Pictures must not be copied, but every entry must be reproduced exactly.

::: Given entries

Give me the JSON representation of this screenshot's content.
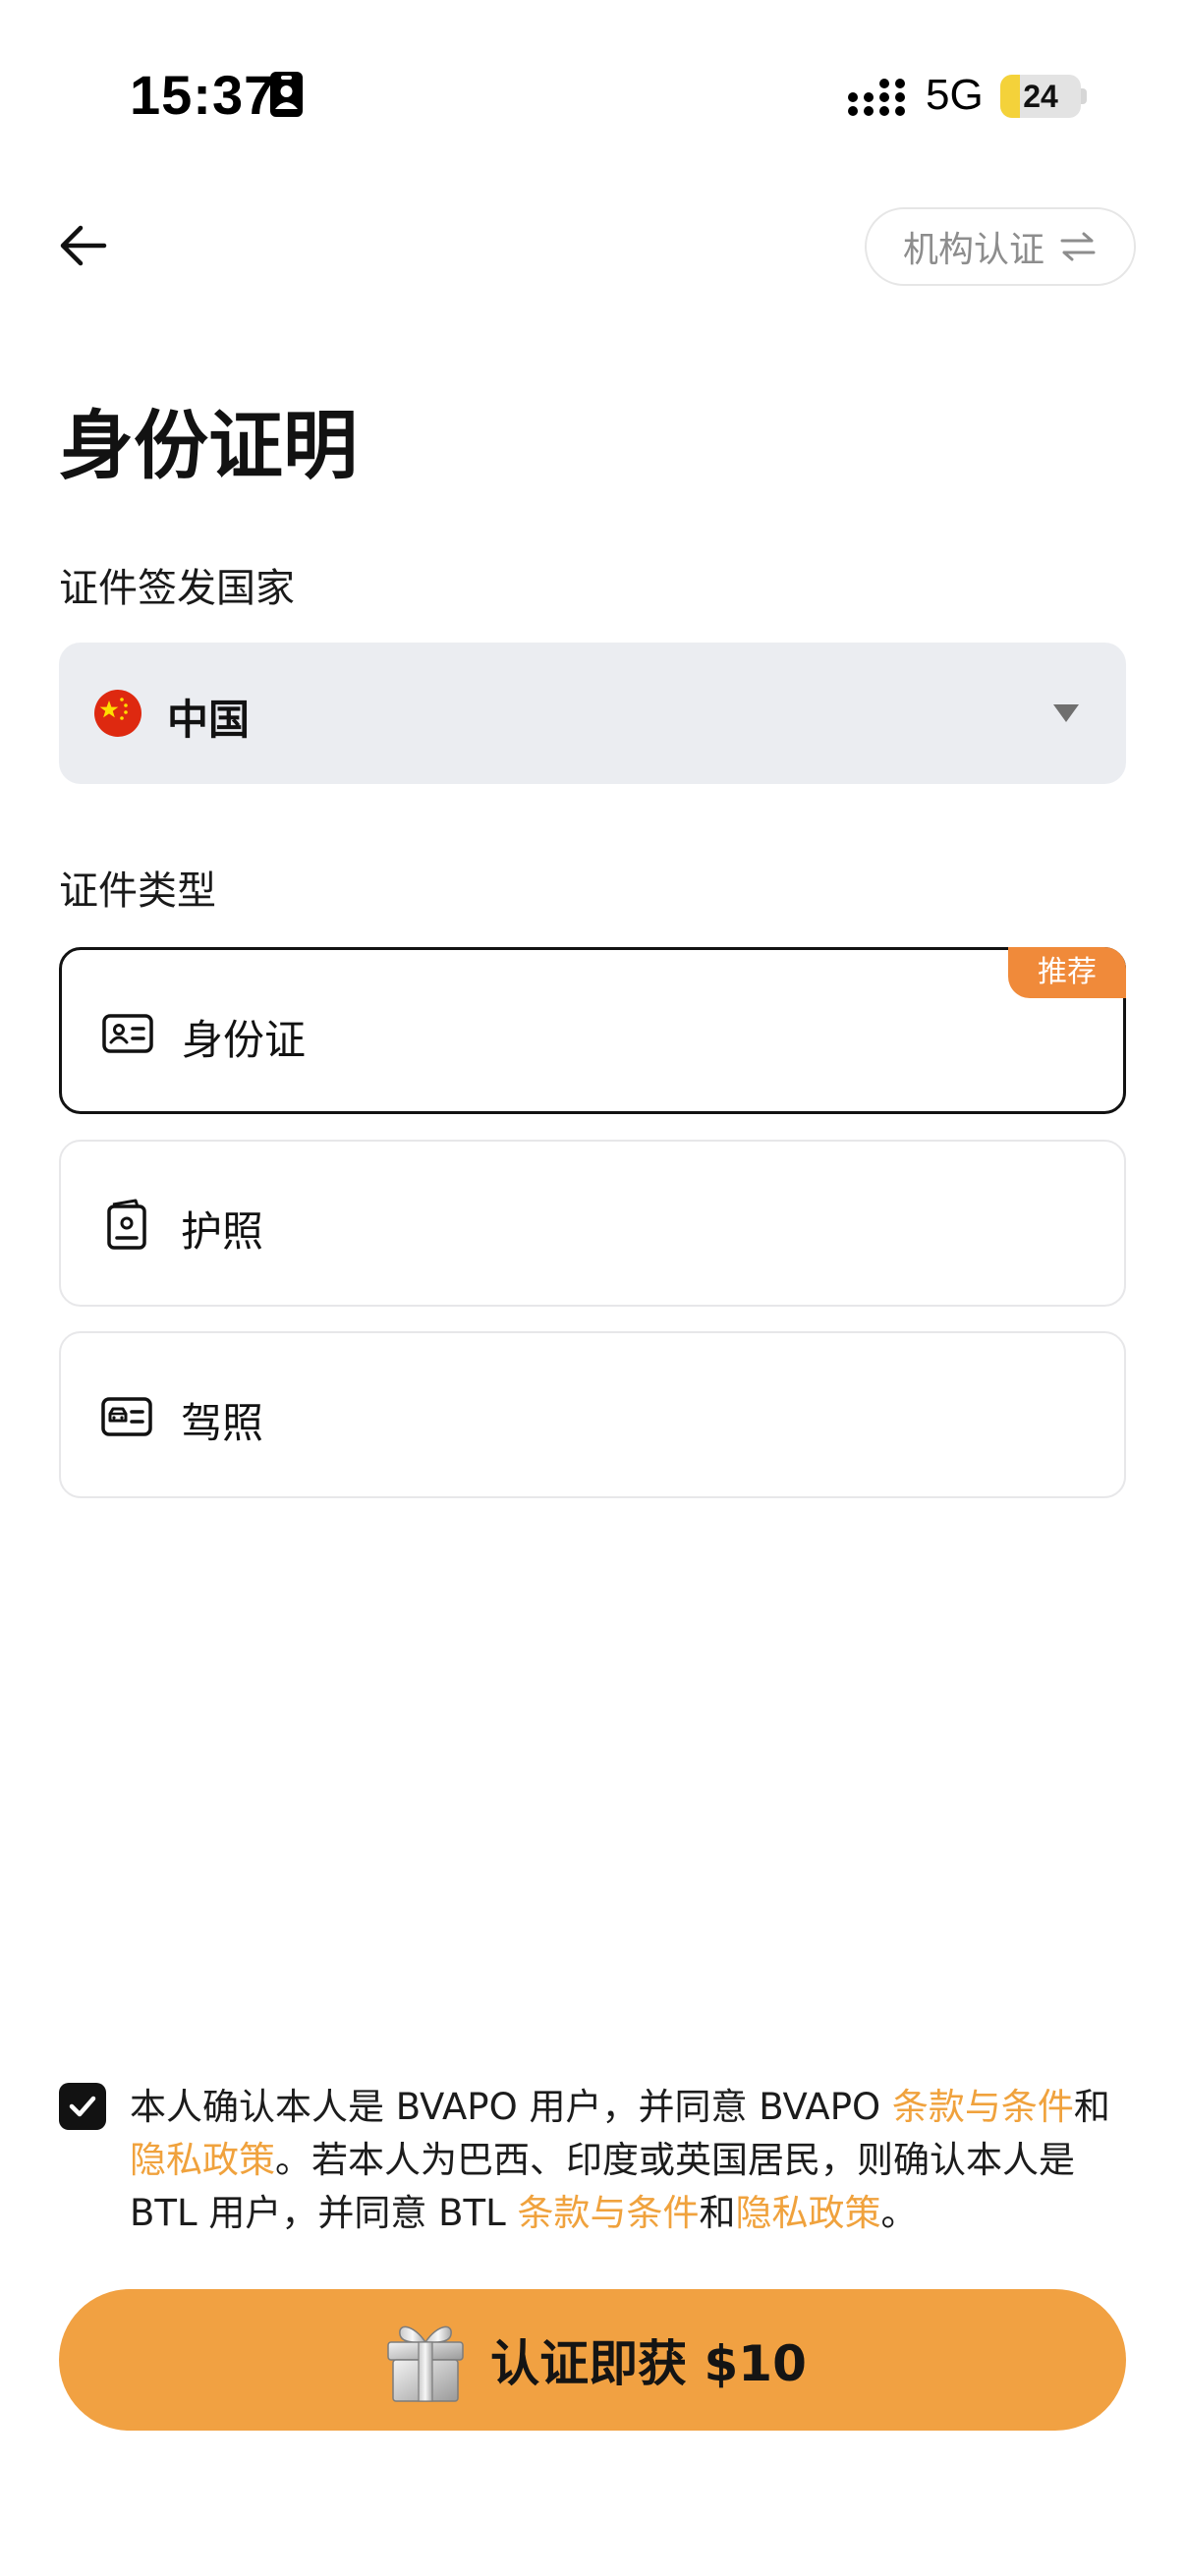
{
  "status_bar": {
    "time": "15:37",
    "network": "5G",
    "battery_level": "24",
    "battery_fraction": 0.24,
    "icons": [
      "id-badge-icon",
      "signal-icon",
      "battery-icon"
    ]
  },
  "header": {
    "back_icon": "arrow-left-icon",
    "institution_button_label": "机构认证",
    "institution_icon": "swap-arrows-icon"
  },
  "page_title": "身份证明",
  "country_section": {
    "label": "证件签发国家",
    "selected_country": "中国",
    "flag_icon": "china-flag-icon"
  },
  "doc_type_section": {
    "label": "证件类型",
    "options": [
      {
        "label": "身份证",
        "icon": "id-card-icon",
        "selected": true,
        "badge": "推荐"
      },
      {
        "label": "护照",
        "icon": "passport-icon",
        "selected": false
      },
      {
        "label": "驾照",
        "icon": "driver-license-icon",
        "selected": false
      }
    ]
  },
  "consent": {
    "checked": true,
    "part1": "本人确认本人是 BVAPO 用户，并同意 BVAPO ",
    "link1": "条款与条件",
    "and1": "和",
    "link2": "隐私政策",
    "part2": "。若本人为巴西、印度或英国居民，则确认本人是 BTL 用户，并同意 BTL ",
    "link3": "条款与条件",
    "and2": "和",
    "link4": "隐私政策",
    "end": "。"
  },
  "cta": {
    "label": "认证即获 $10",
    "icon": "gift-icon"
  },
  "colors": {
    "accent_orange": "#f1a142",
    "link_orange": "#f0a23d",
    "badge_orange": "#f08a3a",
    "select_bg": "#ebedf1",
    "battery_yellow": "#f4d23a"
  }
}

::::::

* [Exercise solution]
Give me the JSON representation of this screenshot's content.
{
  "status_bar": {
    "time": "15:37",
    "network": "5G",
    "battery_level": "24",
    "battery_fraction": 0.24,
    "icons": [
      "id-badge-icon",
      "signal-icon",
      "battery-icon"
    ]
  },
  "header": {
    "back_icon": "arrow-left-icon",
    "institution_button_label": "机构认证",
    "institution_icon": "swap-arrows-icon"
  },
  "page_title": "身份证明",
  "country_section": {
    "label": "证件签发国家",
    "selected_country": "中国",
    "flag_icon": "china-flag-icon"
  },
  "doc_type_section": {
    "label": "证件类型",
    "options": [
      {
        "label": "身份证",
        "icon": "id-card-icon",
        "selected": true,
        "badge": "推荐"
      },
      {
        "label": "护照",
        "icon": "passport-icon",
        "selected": false
      },
      {
        "label": "驾照",
        "icon": "driver-license-icon",
        "selected": false
      }
    ]
  },
  "consent": {
    "checked": true,
    "part1": "本人确认本人是 BVAPO 用户，并同意 BVAPO ",
    "link1": "条款与条件",
    "and1": "和",
    "link2": "隐私政策",
    "part2": "。若本人为巴西、印度或英国居民，则确认本人是 BTL 用户，并同意 BTL ",
    "link3": "条款与条件",
    "and2": "和",
    "link4": "隐私政策",
    "end": "。"
  },
  "cta": {
    "label": "认证即获 $10",
    "icon": "gift-icon"
  },
  "colors": {
    "accent_orange": "#f1a142",
    "link_orange": "#f0a23d",
    "badge_orange": "#f08a3a",
    "select_bg": "#ebedf1",
    "battery_yellow": "#f4d23a"
  }
}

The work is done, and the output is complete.